We can support our children to find projects that have meaning to them and impact on the world around them, so that they develop a sense of agency and purpose in their lives.
Most importantly we can hold the space for our children to develop into their unique selves, accepting of who they are and curious about the world around them.
Not consumers, not producers, just human beings, comfortable in their own skin, motivated not by a need for more, or for better, but for contribution, fulfilment and driven by their intrinsic needs.
Time for the inevitable rallying cry?
Hold on a minute.
Where’s the ‘AND SO, I, MAX ST JOHN, CAMPAIGNER FOR A BETTER FUTURE, WILL START A SCHOOL!’
The thing is, that’s been on my mind for a long time. It’s the obvious answer, right?
But this alternative education thing is ever-so zeitgeisty and trendy right now, and everyone from Seth Godin to Prince EA is shouting about it. It’s easy to get swept up and start moving for the wrong reasons.
The school issue is deeply complex — it’s not going to be fixed by opinion pieces (like this one), social media personalities or people like me starting schools because we’re feeling anxious, or because it’s an exciting and cool thing to do.

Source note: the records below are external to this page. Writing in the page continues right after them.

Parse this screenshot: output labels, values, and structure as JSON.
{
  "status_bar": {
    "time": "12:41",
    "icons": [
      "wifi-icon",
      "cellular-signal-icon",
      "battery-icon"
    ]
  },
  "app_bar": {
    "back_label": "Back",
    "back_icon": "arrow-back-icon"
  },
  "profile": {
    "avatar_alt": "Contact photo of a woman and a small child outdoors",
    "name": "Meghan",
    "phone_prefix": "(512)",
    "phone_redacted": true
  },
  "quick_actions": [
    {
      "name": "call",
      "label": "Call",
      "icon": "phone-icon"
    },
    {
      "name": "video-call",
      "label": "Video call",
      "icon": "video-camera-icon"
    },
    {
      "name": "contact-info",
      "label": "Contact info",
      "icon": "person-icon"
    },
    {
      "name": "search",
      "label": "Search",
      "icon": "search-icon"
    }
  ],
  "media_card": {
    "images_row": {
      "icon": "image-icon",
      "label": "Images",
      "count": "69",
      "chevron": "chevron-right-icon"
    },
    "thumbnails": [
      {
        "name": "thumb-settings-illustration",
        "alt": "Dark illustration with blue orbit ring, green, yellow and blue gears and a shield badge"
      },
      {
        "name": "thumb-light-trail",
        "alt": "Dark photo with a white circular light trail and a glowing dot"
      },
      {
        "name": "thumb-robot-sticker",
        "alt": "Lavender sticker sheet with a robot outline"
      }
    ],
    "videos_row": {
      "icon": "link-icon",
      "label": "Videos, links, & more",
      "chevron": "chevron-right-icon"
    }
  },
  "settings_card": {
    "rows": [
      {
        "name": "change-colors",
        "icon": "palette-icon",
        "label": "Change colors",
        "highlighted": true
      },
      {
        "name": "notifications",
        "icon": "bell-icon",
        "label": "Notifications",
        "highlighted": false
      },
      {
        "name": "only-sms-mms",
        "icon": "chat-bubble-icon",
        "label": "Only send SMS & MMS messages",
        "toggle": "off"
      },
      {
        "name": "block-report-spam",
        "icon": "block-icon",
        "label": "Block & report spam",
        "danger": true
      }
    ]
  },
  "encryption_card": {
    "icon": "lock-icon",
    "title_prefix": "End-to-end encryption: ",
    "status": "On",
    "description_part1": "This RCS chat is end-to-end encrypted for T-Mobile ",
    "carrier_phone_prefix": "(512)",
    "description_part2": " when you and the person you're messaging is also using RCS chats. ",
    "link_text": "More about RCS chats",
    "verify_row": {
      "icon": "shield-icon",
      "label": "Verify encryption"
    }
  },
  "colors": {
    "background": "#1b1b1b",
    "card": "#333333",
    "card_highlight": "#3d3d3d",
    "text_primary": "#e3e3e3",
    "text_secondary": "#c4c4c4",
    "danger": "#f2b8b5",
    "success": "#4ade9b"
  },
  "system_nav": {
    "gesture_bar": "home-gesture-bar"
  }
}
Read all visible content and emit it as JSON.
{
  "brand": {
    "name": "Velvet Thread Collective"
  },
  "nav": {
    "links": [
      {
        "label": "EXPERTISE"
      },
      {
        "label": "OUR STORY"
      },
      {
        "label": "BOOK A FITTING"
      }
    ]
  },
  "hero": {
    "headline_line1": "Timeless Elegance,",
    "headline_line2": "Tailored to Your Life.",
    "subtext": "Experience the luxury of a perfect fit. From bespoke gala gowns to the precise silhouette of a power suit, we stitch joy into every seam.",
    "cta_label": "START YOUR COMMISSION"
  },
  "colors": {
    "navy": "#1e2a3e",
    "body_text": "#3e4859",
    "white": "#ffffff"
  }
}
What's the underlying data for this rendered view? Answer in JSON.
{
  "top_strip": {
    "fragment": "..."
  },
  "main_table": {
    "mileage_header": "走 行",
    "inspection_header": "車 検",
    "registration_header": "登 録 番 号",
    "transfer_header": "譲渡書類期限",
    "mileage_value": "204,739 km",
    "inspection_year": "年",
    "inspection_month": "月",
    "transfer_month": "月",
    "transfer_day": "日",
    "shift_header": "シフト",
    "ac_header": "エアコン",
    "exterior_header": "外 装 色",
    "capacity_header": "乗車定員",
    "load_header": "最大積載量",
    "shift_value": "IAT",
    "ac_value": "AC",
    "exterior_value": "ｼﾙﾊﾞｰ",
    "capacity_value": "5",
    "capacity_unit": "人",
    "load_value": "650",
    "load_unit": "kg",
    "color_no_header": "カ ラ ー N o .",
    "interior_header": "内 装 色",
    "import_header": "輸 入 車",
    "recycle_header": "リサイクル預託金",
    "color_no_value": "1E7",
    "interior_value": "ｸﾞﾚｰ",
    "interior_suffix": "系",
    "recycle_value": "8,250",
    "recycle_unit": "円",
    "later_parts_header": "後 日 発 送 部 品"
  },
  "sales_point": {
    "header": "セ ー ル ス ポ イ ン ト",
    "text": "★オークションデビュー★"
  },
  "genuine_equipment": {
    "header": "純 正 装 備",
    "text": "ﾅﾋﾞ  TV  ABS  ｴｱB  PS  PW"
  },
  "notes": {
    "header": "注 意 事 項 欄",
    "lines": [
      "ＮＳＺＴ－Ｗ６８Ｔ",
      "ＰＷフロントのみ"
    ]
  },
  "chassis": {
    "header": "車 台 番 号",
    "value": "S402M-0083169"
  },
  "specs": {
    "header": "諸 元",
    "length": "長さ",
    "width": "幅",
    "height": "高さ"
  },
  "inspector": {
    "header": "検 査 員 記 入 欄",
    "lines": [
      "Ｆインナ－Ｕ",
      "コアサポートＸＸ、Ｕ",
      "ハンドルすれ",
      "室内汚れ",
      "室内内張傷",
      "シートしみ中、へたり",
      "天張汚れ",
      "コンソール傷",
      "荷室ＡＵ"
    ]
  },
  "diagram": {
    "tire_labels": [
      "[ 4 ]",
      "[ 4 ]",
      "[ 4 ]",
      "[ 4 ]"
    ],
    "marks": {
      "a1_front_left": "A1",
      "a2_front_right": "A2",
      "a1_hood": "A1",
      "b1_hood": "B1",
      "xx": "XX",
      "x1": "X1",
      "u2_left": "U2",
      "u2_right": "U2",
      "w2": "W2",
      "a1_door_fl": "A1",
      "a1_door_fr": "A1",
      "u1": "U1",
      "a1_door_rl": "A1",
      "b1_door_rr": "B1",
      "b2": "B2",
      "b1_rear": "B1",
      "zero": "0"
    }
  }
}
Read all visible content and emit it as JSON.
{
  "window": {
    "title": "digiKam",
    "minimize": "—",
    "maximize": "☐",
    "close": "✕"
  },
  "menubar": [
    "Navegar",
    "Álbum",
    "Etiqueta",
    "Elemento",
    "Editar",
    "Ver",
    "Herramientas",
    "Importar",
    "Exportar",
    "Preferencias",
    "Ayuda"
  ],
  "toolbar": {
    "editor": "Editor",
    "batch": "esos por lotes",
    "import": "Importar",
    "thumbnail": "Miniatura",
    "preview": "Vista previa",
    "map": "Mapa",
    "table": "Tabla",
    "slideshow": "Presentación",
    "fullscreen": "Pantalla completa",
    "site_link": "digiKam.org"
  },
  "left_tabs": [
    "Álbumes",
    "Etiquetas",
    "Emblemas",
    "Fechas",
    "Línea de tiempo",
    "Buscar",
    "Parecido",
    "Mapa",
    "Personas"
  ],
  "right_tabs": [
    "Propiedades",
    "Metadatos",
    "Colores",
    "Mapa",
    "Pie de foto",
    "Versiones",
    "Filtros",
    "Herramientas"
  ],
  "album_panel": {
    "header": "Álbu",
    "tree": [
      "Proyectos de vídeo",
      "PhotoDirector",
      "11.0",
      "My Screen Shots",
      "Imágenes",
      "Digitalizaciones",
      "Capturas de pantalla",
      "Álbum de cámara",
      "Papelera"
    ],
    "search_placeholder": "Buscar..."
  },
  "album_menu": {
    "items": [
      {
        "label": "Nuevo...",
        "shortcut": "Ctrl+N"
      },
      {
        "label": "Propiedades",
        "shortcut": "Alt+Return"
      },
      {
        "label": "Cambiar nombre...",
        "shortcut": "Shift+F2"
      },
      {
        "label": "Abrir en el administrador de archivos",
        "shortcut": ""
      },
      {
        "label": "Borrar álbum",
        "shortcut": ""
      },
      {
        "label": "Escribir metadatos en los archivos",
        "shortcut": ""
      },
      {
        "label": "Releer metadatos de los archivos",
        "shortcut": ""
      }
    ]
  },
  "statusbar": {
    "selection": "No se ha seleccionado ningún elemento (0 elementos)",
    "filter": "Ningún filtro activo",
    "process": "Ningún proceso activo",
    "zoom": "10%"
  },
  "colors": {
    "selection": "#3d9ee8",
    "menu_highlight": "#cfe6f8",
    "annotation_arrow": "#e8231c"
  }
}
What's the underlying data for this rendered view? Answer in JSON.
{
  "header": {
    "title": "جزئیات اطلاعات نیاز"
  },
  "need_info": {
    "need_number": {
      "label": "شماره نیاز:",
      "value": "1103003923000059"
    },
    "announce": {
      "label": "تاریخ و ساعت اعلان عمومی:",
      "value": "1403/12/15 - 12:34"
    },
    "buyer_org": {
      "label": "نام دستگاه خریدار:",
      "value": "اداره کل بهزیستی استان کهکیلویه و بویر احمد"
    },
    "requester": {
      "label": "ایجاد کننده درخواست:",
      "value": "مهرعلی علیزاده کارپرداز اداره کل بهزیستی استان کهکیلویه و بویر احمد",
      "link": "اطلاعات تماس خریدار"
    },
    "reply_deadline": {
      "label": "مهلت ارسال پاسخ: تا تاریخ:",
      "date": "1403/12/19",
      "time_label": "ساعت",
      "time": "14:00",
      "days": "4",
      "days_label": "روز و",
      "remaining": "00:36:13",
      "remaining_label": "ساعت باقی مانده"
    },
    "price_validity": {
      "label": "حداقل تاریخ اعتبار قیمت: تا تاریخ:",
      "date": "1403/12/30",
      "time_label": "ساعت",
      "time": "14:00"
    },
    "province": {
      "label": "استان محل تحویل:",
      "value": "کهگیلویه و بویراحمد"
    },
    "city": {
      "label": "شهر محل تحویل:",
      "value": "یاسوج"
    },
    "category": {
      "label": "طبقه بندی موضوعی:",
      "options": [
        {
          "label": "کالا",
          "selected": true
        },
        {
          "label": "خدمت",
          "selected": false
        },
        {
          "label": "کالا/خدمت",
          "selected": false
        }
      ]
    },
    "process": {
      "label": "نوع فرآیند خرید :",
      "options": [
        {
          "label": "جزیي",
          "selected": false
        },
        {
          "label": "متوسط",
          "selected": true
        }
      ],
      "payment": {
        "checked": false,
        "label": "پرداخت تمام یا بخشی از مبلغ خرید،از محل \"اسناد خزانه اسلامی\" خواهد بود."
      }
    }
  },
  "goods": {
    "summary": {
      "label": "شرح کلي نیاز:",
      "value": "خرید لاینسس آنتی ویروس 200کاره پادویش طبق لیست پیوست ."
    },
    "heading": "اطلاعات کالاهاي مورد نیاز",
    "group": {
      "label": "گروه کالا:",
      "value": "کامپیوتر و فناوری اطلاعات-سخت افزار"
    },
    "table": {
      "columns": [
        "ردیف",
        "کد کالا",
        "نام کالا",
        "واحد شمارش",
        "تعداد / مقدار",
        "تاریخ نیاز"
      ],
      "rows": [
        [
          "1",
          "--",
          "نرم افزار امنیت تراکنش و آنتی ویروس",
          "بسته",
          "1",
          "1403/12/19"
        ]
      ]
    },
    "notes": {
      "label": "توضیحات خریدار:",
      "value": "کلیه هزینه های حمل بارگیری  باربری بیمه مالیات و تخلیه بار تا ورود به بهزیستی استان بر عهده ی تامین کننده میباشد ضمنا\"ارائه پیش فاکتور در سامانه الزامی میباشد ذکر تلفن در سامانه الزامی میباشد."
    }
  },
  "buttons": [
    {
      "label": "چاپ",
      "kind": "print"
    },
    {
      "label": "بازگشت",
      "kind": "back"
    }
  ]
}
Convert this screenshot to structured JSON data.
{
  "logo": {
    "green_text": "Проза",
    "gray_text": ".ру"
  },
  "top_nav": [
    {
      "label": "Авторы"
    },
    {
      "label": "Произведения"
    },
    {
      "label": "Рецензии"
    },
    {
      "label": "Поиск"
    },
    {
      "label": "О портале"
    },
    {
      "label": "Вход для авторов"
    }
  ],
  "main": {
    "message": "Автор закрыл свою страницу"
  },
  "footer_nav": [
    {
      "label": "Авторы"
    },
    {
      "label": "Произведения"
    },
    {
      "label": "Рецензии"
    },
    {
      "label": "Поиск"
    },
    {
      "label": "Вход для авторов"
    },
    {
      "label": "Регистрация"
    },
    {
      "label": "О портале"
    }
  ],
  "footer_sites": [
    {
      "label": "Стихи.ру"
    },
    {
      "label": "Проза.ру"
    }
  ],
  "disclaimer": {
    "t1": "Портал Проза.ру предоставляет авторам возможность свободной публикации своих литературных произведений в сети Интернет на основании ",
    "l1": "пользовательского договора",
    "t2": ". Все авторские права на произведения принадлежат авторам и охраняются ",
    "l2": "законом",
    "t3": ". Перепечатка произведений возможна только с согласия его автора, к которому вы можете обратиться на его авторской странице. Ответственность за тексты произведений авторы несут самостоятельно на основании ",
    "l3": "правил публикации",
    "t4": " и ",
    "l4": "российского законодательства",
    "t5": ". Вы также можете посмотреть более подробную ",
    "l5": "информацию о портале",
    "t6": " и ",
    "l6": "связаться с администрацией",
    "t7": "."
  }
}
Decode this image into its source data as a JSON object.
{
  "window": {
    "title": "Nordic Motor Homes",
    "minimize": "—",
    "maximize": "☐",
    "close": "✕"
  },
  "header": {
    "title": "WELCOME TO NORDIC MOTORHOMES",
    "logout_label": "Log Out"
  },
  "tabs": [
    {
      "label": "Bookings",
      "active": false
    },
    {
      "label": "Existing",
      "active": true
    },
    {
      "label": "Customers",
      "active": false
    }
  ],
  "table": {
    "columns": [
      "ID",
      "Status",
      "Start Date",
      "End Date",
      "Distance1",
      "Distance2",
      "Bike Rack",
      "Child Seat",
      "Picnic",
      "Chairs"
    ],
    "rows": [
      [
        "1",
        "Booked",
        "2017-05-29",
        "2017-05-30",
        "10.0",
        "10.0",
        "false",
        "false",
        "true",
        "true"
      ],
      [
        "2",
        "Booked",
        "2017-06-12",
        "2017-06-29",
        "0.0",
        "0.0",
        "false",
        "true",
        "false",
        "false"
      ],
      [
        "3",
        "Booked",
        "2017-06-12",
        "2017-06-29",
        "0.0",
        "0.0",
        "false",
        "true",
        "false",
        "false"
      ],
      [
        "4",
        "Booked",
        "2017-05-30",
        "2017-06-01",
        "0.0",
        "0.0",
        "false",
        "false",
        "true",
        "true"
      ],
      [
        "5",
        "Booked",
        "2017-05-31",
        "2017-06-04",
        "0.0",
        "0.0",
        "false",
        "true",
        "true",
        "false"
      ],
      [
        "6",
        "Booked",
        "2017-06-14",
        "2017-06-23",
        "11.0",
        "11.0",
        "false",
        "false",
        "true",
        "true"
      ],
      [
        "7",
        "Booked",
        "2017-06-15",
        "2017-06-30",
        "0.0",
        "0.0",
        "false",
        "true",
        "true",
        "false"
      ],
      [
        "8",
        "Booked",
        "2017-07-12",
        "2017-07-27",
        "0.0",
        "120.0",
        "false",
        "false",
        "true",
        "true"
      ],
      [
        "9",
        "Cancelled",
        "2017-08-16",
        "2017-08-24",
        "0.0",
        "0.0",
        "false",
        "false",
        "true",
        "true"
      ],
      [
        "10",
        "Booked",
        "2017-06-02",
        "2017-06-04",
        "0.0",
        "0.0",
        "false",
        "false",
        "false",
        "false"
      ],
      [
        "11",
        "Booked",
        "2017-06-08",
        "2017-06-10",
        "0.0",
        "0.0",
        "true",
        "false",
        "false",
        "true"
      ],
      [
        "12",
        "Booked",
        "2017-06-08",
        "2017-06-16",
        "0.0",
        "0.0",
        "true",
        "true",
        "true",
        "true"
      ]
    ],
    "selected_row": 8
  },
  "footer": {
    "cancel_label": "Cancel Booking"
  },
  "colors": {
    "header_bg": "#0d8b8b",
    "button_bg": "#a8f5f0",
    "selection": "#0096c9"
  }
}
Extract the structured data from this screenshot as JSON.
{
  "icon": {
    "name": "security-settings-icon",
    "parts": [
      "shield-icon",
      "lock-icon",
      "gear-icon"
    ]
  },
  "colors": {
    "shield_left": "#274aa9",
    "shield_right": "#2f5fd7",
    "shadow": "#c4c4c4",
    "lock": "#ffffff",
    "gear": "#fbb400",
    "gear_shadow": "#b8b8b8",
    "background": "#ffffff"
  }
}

It will be addressed in the long, slow, hard work of the many, many teachers who care, campaign groups like Too Much, Too Soon and parents brave enough to speak up and act.
And starting a school is a massive undertaking. The more founders of schools I talk to, the more I hear how much a labour of love it has to be.
And, if you’re doing it at least in part for your children’s wellbeing, but they don’t get to see mum or dad so much any more, or when they do you’re stressed out and pre-occupied then…
So, I’m still holding steady — keeping an open mind, exploring possibilities and bringing this into people’s awareness.
However, I am determined that my kids will be out of mainstream before the endless cycle of exams and testing begins.
What can we do in the meantime?
Most of us aren’t ready for taking that massive step away from the social norms.
So, if this topic speaks to you, and you’re feeling as fired up but clueless or powerless as I was, here are a few ideas. Please feel free to add yours in the responses.
Home edder? Talk to other parents who are doing the same about co-schooling, or developing a micro-school. Look at the agile tools described above, and see if they might help you and your children. Get in touch with some of the institutions above, have a few Skype calls, see what’s alive for you.
Mainstream parent? Get involved in your child’s school. Become a Governor, or talk to them about age mixing and self-direction. My son’s mainstream school has started infrequently mixing classes up so younger and older kids work together. These small shifts are significant and come from people persistently speaking up.
Buy Free to Learn. Share it with a friend. Give it to a Head Teacher.
Host a meeting in your town or city. Start a conversation with another parent. Share this blog post.
Start asking: what is education for? What future do we want for our children?
Is what we are seeing, feeling now — in our society, in our world — good enough?
And can we really expect the next generation to address that if we keep forcing them through the same grinder?
Are we really not capable of something more…?
Or maybe we’re just too busy doing jobs we don’t really care about, to address something that we really do.